'Our homes are unliveable': WestConnex causing depression, asthma, residents claim
Residents near the controversial WestConnex in Sydney’s inner west claim noise and air pollution from the construction of the road project has caused depression, as well as breathing problems such as asthma.
- A psychologist says Kate Cotis appears to have depression caused by the WestConnex construction
- Rachel Brittliff claims the WestConnex construction caused asthma in her child
- NSW Roads and Maritime Service says air quality standards for the project are best in the world
Kate Cotis, a St Peters resident for the past 13 years, has lived alongside the above-ground construction zone for months and gave evidence at the New South Wales parliamentary inquiry into the impact of WestConnex.
According to her psychologist, Ms Cotis’s battle with WestConnex over the ongoing noise and pollution from the construction — and her concern over what effect the four-lane toll road’s proximity to her home will have — has led to a mental health condition.
“The impact of the WestConnex project on Kate’s mental wellbeing is consistent with a diagnosis of depression,” Ms Cotis’s psychologist wrote in a letter supplied to 7.30.
“It’s distressingly oppressive, just awful,” Ms Cotis told 7.30.
“It’s a 24-hour construction zone. It’s dirty, filthy, noisy.
“If you set that aside, we are so close to a four-lane highway, with noise increased, we will be living with constant traffic.
“[The NSW] Government needs to listen, hear our distress.
“We need to be properly consulted about measures offered to ameliorate noise and pollution.
“We were told this is what you’re going to get and this is how you’re going to live your life living next to WestConnex.”
To date, the NSW Roads and Maritime Service (RMS), which maintains the key assurance role for WestConnex on behalf of the NSW Government, has only offered mechanical air filtration on her house by way of compensation — a measure Ms Cotis says is “inadequate”.
“What WestConnex have done is bought all the homes they need to build the road, with no consideration to homes right next to this road. And that’s us,” Ms Cotis said.
“It means our homes are unliveable because of it.”
‘It looks like a warzone’
Inner West councillor and WestConnex Action Group co-founder, Pauline Lockie, said the project has ruined the inner west of Sydney.

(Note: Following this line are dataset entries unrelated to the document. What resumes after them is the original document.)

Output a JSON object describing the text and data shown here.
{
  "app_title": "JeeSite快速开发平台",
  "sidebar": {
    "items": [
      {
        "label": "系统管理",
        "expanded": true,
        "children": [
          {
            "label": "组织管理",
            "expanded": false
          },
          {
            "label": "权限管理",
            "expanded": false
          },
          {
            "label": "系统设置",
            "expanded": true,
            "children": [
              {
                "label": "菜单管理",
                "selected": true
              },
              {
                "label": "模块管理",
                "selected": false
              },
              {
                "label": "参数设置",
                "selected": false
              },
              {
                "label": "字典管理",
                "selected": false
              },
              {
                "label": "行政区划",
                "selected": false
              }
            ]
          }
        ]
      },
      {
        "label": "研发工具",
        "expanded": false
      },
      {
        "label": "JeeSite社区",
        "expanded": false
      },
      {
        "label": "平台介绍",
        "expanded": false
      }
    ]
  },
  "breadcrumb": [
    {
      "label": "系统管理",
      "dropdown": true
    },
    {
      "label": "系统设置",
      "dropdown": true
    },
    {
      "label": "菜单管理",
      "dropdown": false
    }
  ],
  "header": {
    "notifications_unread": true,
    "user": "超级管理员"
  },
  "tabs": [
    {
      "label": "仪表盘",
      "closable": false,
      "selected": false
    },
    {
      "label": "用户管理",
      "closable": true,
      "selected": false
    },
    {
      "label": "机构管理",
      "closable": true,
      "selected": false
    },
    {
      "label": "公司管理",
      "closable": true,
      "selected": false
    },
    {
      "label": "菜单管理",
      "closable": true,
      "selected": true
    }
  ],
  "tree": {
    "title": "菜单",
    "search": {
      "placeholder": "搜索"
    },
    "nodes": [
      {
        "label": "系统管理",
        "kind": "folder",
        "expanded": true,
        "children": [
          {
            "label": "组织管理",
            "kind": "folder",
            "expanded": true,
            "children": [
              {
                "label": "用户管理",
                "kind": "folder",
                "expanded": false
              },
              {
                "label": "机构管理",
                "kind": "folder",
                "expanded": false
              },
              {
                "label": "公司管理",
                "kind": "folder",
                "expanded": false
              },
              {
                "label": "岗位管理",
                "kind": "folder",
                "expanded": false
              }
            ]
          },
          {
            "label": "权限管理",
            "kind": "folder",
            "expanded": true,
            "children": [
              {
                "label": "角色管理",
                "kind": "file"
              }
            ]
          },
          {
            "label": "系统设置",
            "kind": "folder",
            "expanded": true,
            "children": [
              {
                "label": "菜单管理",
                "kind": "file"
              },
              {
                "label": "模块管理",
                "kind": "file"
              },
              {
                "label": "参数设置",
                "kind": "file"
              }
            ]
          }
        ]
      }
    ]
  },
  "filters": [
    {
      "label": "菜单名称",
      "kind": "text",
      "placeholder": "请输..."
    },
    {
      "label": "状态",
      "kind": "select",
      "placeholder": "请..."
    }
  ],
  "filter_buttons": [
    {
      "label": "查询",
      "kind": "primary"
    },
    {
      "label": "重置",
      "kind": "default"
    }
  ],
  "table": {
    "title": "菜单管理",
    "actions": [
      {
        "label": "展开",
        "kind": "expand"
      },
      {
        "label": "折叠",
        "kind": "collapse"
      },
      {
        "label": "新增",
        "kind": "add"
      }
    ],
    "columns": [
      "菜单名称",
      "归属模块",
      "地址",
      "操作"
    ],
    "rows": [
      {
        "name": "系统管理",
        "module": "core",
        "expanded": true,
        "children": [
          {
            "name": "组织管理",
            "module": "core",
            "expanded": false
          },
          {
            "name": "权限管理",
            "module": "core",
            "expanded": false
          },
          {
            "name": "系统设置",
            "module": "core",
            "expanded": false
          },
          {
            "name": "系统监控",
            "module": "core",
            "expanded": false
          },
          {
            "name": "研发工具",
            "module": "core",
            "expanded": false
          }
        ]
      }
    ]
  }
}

“You walk through St Peters now and it looks like a warzone,” she said.
“There’s construction happening 24 hours a day. It’s a dustbowl because of scores of houses pulled down.
“People’s houses, they can’t sell them. Or if they sell them now it’ll be for hundreds of thousands of dollars less.”
Further along the construction zone in Ashfield, Rachel Brittliff and her family claim their proximity to the WestConnex construction has exacerbated their asthma, and caused asthma in their four-year-old son Ethan.
“I think it’s the WestConnex construction,” she told 7.30.
“There’s a lot of it, they are dust-generating activities.
“I can’t say scientifically for certain that’s it, but in my book there’s a very large coincidence there.”
RMS chief executive, Ken Kanofski, defended air quality standards for WestConnex.
“The air quality standards for the WestConnex project are equivalent to the best in the world,” he told 7.30.
“They are set independently, subject to expert advice … and those very strict air quality requirements will be adhered too.”
The Brittlif family, who live within 150 metres of a planned unfiltered WestConnex stack at Ashfield, said their concerns over air quality won’t end when the temporary construction phase finishes.
“I agree that infrastructure projects are necessary and I accept that it’s in my backyard,” Ms Brittliff said.
“What I think the most important thing is, when you are doing this in someone’s backyard, you treat those people with respect and dignity, you genuinely consult with them.
“You actually make sure those conditions are being met, because they are not.”
Watch Andy Park’s report tonight on 7.30.